Affine.Bias optimizer_A
Affine.Softmax None (no parameters)

Creating new optimizers

To create new optimizers, subclass from neon.optimizers.Optimizer and implement the constructor and the optimize method:

Constructor to include arguments for optimizer-specific parameters,
stochastic rounding (optional), gradient clipping (optional), and gradient scaling (optional)
def __init__(self, myparam_1, stochastic_round=False, \
             gradient_clip_value=None, gradient_clip_norm=None):

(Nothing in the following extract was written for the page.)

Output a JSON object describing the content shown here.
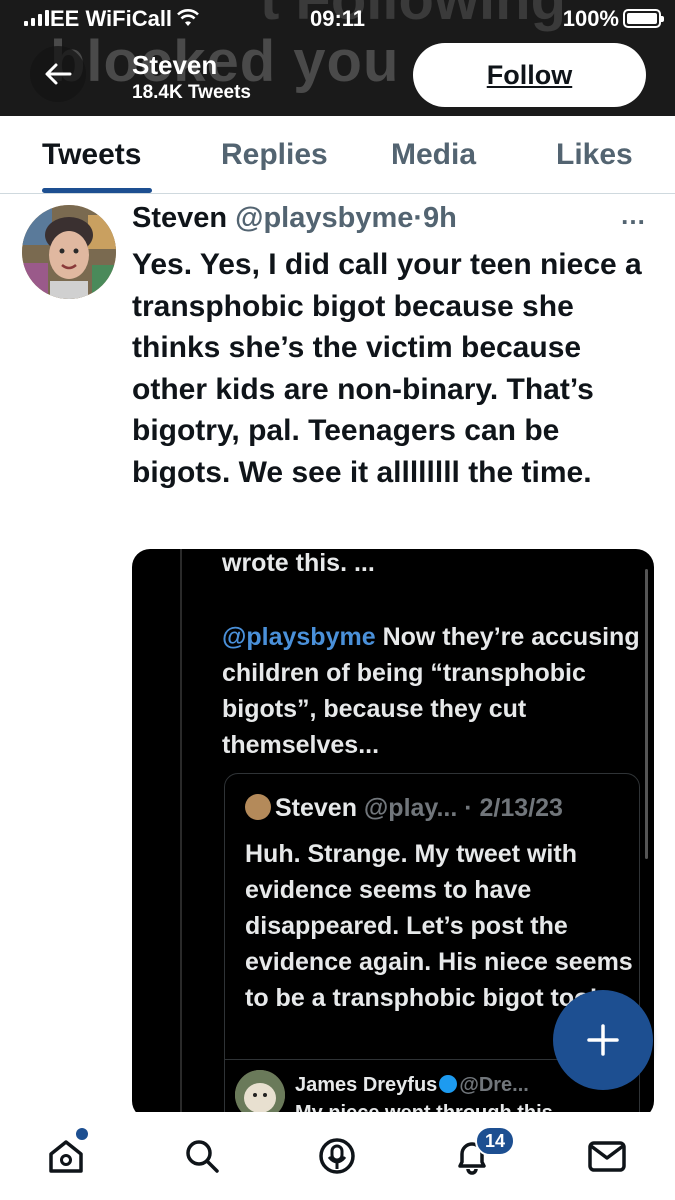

Given the model's layers and the current training epoch,
iterate over each layer and update the weights.
def optimize(self, layer_list, epoch):

Neon provides helper methods to iterate over the layers. Here is the skeleton for a custom optimize method.

def optimize(self, layer_list, epoch):

    # get a flattened list of layer weights
    param_list = get_param_list(layer_list)

    # iterate over the weights (param), gradients (grad), and
    # any accumulated variables (states)
    for (param, grad), states in param_list:

        # if states not initialized, allocate with zeros
        if len(states) == 0:

        # scale gradient by size of minibatch (be.bsz)
        grad = grad / self.be.bsz

        delta_param = # enter your update equations
        param[:] = param + delta_param

For more guidance, consult the source code for the existing optimization algorithms in neon/optimizers/optimizer.py.